Work instructions - Below are records to print word for word; include none of their pictures.

*** Input Section Begins ***

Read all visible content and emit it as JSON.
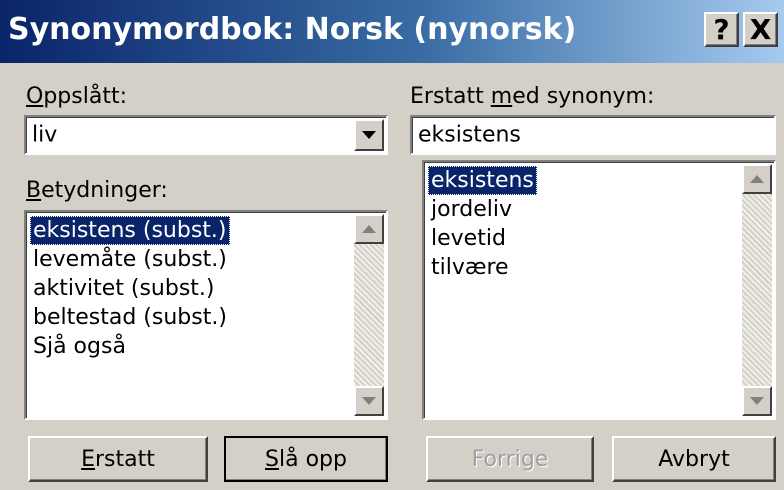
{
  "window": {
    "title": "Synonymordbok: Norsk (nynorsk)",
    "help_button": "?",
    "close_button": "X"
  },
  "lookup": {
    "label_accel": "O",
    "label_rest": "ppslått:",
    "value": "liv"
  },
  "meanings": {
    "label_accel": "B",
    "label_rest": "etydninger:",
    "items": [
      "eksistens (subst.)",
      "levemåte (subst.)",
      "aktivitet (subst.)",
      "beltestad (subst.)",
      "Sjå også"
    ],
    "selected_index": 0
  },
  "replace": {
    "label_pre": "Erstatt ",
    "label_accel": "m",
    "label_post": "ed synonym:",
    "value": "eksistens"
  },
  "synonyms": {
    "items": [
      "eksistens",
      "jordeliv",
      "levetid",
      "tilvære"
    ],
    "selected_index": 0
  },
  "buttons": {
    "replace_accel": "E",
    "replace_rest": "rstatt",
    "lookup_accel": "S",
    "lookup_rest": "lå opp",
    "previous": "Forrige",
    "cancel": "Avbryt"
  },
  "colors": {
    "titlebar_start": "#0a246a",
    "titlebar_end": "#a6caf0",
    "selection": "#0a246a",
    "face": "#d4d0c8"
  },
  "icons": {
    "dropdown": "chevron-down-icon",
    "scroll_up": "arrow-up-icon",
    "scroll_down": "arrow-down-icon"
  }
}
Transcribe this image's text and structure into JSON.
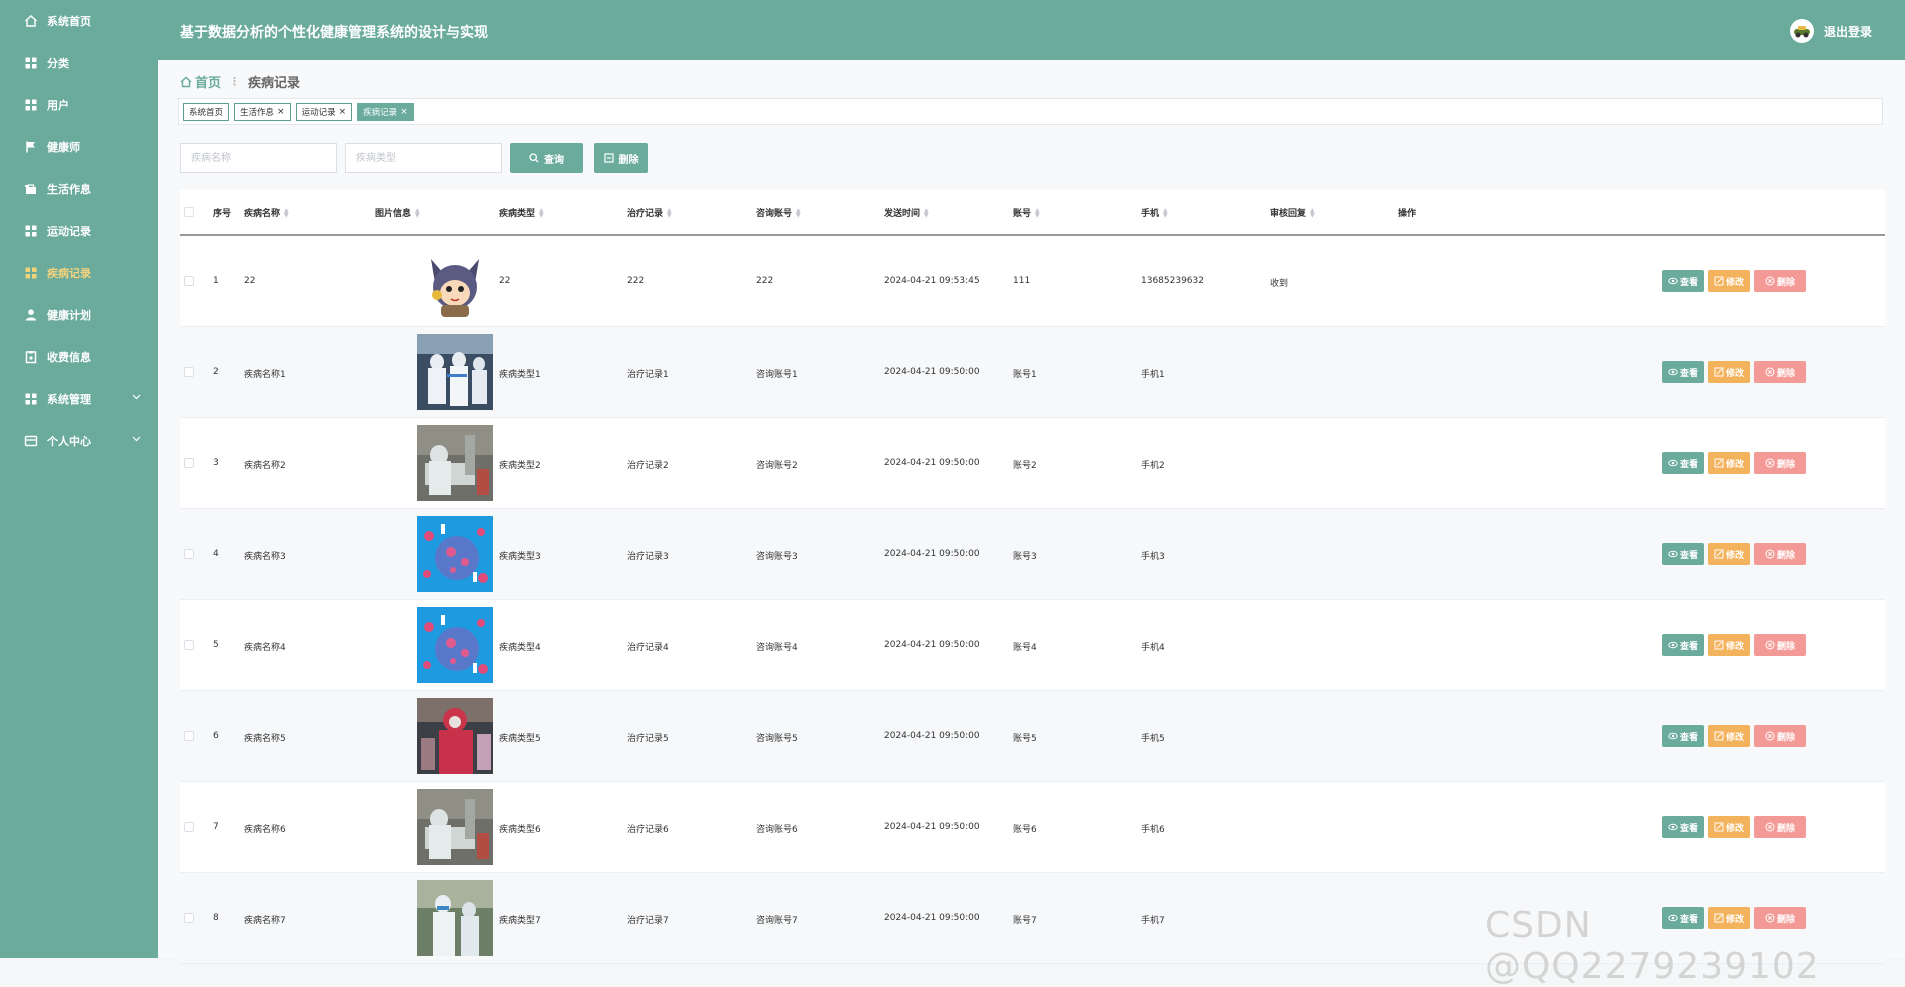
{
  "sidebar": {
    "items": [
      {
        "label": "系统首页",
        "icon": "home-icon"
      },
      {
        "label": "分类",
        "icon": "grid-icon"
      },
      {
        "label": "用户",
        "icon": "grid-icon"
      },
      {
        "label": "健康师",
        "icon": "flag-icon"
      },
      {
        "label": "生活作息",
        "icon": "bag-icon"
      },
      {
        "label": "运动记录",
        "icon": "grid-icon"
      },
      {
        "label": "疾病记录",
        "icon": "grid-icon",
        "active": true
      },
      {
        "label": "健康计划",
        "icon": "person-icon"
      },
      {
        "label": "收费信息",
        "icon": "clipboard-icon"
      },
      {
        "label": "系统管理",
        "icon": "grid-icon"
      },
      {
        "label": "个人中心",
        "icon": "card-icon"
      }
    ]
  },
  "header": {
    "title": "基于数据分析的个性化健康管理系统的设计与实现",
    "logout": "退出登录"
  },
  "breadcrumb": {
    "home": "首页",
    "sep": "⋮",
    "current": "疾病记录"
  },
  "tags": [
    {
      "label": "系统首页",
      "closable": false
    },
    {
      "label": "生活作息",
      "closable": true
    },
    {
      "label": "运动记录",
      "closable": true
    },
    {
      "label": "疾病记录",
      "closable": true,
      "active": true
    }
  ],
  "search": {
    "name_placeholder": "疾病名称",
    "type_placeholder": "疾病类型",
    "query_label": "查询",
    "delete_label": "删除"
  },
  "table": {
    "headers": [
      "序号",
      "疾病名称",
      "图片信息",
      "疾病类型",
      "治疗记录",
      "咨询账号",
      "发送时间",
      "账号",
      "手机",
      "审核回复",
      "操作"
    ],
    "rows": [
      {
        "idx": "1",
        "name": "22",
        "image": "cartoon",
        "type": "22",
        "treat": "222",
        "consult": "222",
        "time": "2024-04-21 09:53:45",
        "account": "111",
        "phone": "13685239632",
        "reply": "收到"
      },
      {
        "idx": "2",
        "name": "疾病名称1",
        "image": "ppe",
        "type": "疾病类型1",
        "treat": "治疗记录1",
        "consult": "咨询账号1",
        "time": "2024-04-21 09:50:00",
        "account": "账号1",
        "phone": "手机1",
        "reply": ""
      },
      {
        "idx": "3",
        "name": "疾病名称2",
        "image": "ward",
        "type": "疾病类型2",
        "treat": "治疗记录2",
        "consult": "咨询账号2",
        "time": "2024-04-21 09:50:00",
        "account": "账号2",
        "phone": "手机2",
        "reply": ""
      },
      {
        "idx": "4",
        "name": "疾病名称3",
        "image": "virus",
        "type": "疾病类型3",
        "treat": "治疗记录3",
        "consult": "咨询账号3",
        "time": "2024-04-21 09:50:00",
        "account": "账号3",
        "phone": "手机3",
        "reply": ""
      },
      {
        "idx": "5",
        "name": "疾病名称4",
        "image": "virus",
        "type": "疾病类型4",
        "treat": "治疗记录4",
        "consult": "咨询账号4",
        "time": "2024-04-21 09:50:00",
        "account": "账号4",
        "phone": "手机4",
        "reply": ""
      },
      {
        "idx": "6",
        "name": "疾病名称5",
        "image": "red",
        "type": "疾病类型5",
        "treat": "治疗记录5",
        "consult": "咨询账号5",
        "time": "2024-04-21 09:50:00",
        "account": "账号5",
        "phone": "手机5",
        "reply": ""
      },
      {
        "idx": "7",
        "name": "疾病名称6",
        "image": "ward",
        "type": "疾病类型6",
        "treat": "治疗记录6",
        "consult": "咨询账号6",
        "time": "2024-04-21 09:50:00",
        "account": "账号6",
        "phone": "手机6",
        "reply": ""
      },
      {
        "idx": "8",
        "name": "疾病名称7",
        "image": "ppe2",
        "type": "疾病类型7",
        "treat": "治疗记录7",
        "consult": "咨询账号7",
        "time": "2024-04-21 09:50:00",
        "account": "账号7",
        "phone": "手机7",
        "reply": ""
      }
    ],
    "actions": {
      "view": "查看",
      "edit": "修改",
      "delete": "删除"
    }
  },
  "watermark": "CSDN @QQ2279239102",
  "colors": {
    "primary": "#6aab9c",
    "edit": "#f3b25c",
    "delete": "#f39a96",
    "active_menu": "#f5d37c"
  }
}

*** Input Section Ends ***

Answer space -
Read all visible content and emit it as JSON.
{
  "window": {
    "title": "Synonymordbok: Norsk (nynorsk)",
    "help_button": "?",
    "close_button": "X"
  },
  "lookup": {
    "label_accel": "O",
    "label_rest": "ppslått:",
    "value": "liv"
  },
  "meanings": {
    "label_accel": "B",
    "label_rest": "etydninger:",
    "items": [
      "eksistens (subst.)",
      "levemåte (subst.)",
      "aktivitet (subst.)",
      "beltestad (subst.)",
      "Sjå også"
    ],
    "selected_index": 0
  },
  "replace": {
    "label_pre": "Erstatt ",
    "label_accel": "m",
    "label_post": "ed synonym:",
    "value": "eksistens"
  },
  "synonyms": {
    "items": [
      "eksistens",
      "jordeliv",
      "levetid",
      "tilvære"
    ],
    "selected_index": 0
  },
  "buttons": {
    "replace_accel": "E",
    "replace_rest": "rstatt",
    "lookup_accel": "S",
    "lookup_rest": "lå opp",
    "previous": "Forrige",
    "cancel": "Avbryt"
  },
  "colors": {
    "titlebar_start": "#0a246a",
    "titlebar_end": "#a6caf0",
    "selection": "#0a246a",
    "face": "#d4d0c8"
  },
  "icons": {
    "dropdown": "chevron-down-icon",
    "scroll_up": "arrow-up-icon",
    "scroll_down": "arrow-down-icon"
  }
}
Transcribe this image's text and structure into JSON.
{
  "sidebar": {
    "items": [
      {
        "label": "系统首页",
        "icon": "home-icon"
      },
      {
        "label": "分类",
        "icon": "grid-icon"
      },
      {
        "label": "用户",
        "icon": "grid-icon"
      },
      {
        "label": "健康师",
        "icon": "flag-icon"
      },
      {
        "label": "生活作息",
        "icon": "bag-icon"
      },
      {
        "label": "运动记录",
        "icon": "grid-icon"
      },
      {
        "label": "疾病记录",
        "icon": "grid-icon",
        "active": true
      },
      {
        "label": "健康计划",
        "icon": "person-icon"
      },
      {
        "label": "收费信息",
        "icon": "clipboard-icon"
      },
      {
        "label": "系统管理",
        "icon": "grid-icon"
      },
      {
        "label": "个人中心",
        "icon": "card-icon"
      }
    ]
  },
  "header": {
    "title": "基于数据分析的个性化健康管理系统的设计与实现",
    "logout": "退出登录"
  },
  "breadcrumb": {
    "home": "首页",
    "sep": "⋮",
    "current": "疾病记录"
  },
  "tags": [
    {
      "label": "系统首页",
      "closable": false
    },
    {
      "label": "生活作息",
      "closable": true
    },
    {
      "label": "运动记录",
      "closable": true
    },
    {
      "label": "疾病记录",
      "closable": true,
      "active": true
    }
  ],
  "search": {
    "name_placeholder": "疾病名称",
    "type_placeholder": "疾病类型",
    "query_label": "查询",
    "delete_label": "删除"
  },
  "table": {
    "headers": [
      "序号",
      "疾病名称",
      "图片信息",
      "疾病类型",
      "治疗记录",
      "咨询账号",
      "发送时间",
      "账号",
      "手机",
      "审核回复",
      "操作"
    ],
    "rows": [
      {
        "idx": "1",
        "name": "22",
        "image": "cartoon",
        "type": "22",
        "treat": "222",
        "consult": "222",
        "time": "2024-04-21 09:53:45",
        "account": "111",
        "phone": "13685239632",
        "reply": "收到"
      },
      {
        "idx": "2",
        "name": "疾病名称1",
        "image": "ppe",
        "type": "疾病类型1",
        "treat": "治疗记录1",
        "consult": "咨询账号1",
        "time": "2024-04-21 09:50:00",
        "account": "账号1",
        "phone": "手机1",
        "reply": ""
      },
      {
        "idx": "3",
        "name": "疾病名称2",
        "image": "ward",
        "type": "疾病类型2",
        "treat": "治疗记录2",
        "consult": "咨询账号2",
        "time": "2024-04-21 09:50:00",
        "account": "账号2",
        "phone": "手机2",
        "reply": ""
      },
      {
        "idx": "4",
        "name": "疾病名称3",
        "image": "virus",
        "type": "疾病类型3",
        "treat": "治疗记录3",
        "consult": "咨询账号3",
        "time": "2024-04-21 09:50:00",
        "account": "账号3",
        "phone": "手机3",
        "reply": ""
      },
      {
        "idx": "5",
        "name": "疾病名称4",
        "image": "virus",
        "type": "疾病类型4",
        "treat": "治疗记录4",
        "consult": "咨询账号4",
        "time": "2024-04-21 09:50:00",
        "account": "账号4",
        "phone": "手机4",
        "reply": ""
      },
      {
        "idx": "6",
        "name": "疾病名称5",
        "image": "red",
        "type": "疾病类型5",
        "treat": "治疗记录5",
        "consult": "咨询账号5",
        "time": "2024-04-21 09:50:00",
        "account": "账号5",
        "phone": "手机5",
        "reply": ""
      },
      {
        "idx": "7",
        "name": "疾病名称6",
        "image": "ward",
        "type": "疾病类型6",
        "treat": "治疗记录6",
        "consult": "咨询账号6",
        "time": "2024-04-21 09:50:00",
        "account": "账号6",
        "phone": "手机6",
        "reply": ""
      },
      {
        "idx": "8",
        "name": "疾病名称7",
        "image": "ppe2",
        "type": "疾病类型7",
        "treat": "治疗记录7",
        "consult": "咨询账号7",
        "time": "2024-04-21 09:50:00",
        "account": "账号7",
        "phone": "手机7",
        "reply": ""
      }
    ],
    "actions": {
      "view": "查看",
      "edit": "修改",
      "delete": "删除"
    }
  },
  "watermark": "CSDN @QQ2279239102",
  "colors": {
    "primary": "#6aab9c",
    "edit": "#f3b25c",
    "delete": "#f39a96",
    "active_menu": "#f5d37c"
  }
}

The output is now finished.